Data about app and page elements
☆ ☆ ☆ ☆ ☆ ☆ ☆
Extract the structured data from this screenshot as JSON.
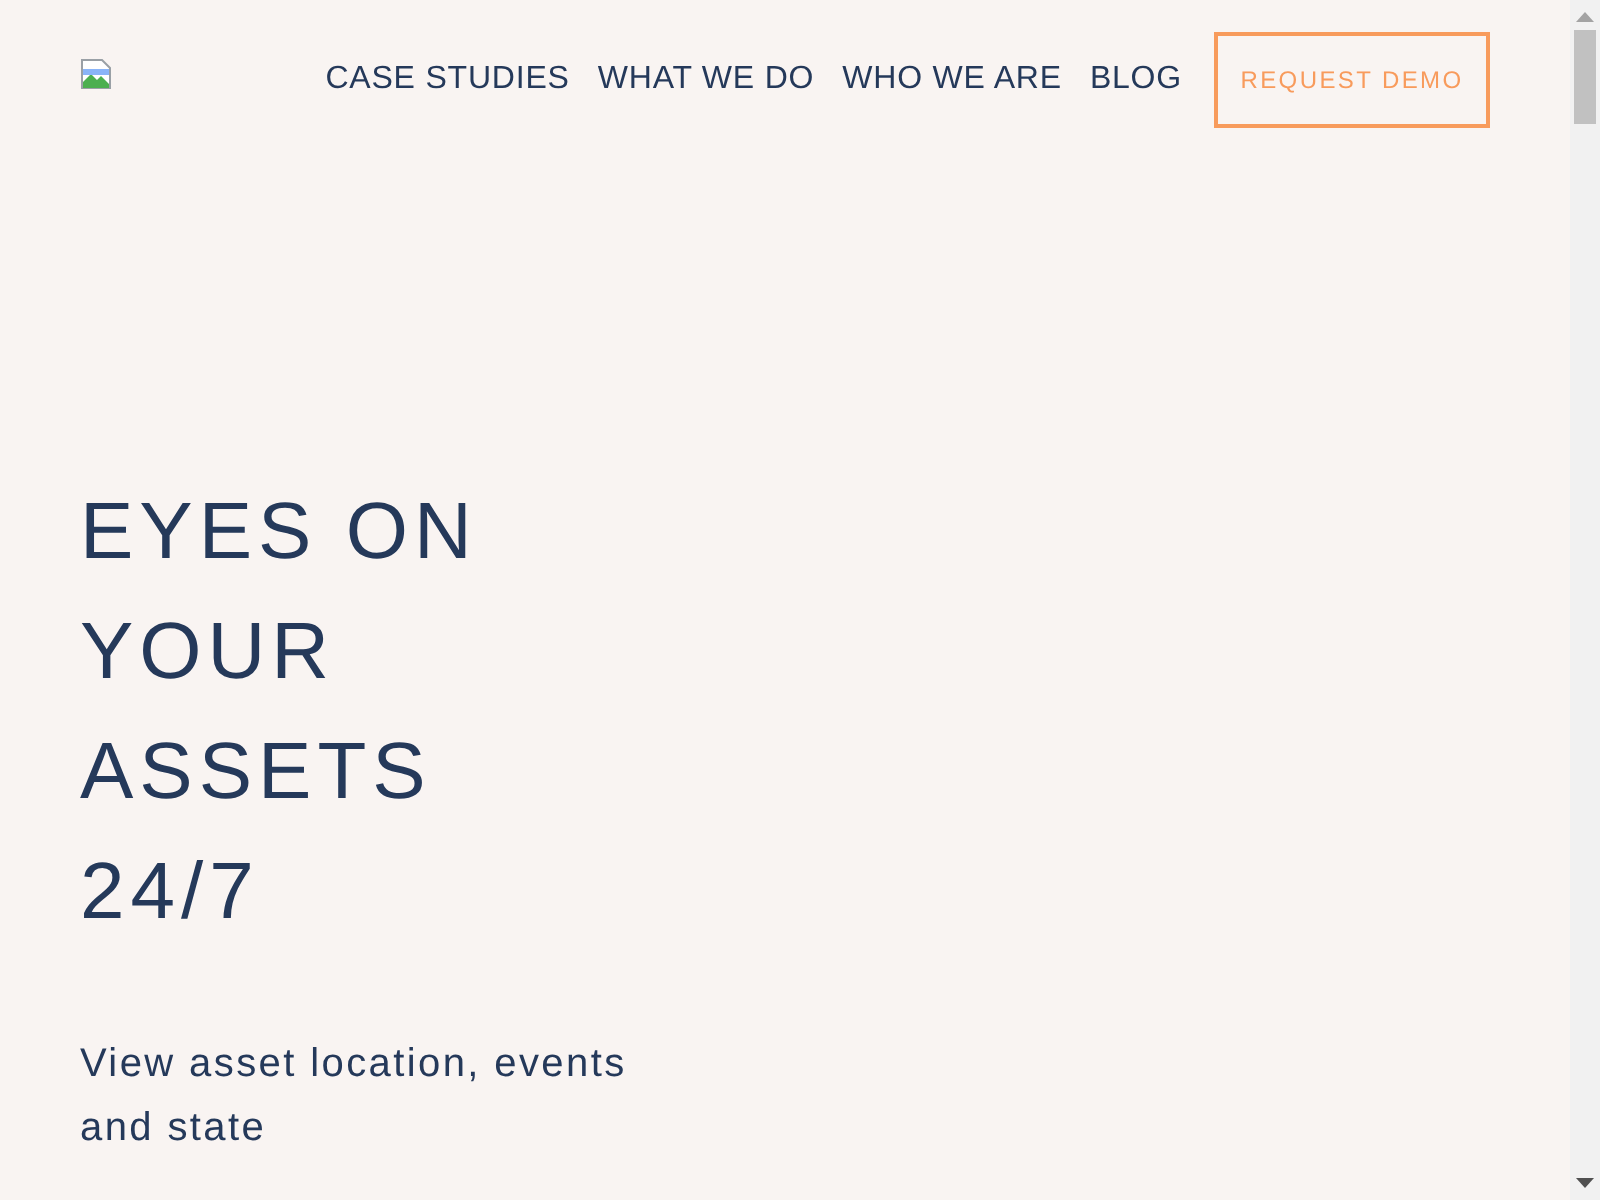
{
  "nav": {
    "links": [
      "CASE STUDIES",
      "WHAT WE DO",
      "WHO WE ARE",
      "BLOG"
    ],
    "cta": "REQUEST DEMO"
  },
  "hero": {
    "heading": "EYES ON YOUR ASSETS 24/7",
    "subheading": "View asset location, events and state"
  }
}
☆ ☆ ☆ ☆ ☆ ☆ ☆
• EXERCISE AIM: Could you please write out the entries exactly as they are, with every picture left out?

• WRITTEN ANSWER:
Extract the structured data from this screenshot as JSON.
{
  "nav": {
    "links": [
      "CASE STUDIES",
      "WHAT WE DO",
      "WHO WE ARE",
      "BLOG"
    ],
    "cta": "REQUEST DEMO"
  },
  "hero": {
    "heading": "EYES ON YOUR ASSETS 24/7",
    "subheading": "View asset location, events and state"
  }
}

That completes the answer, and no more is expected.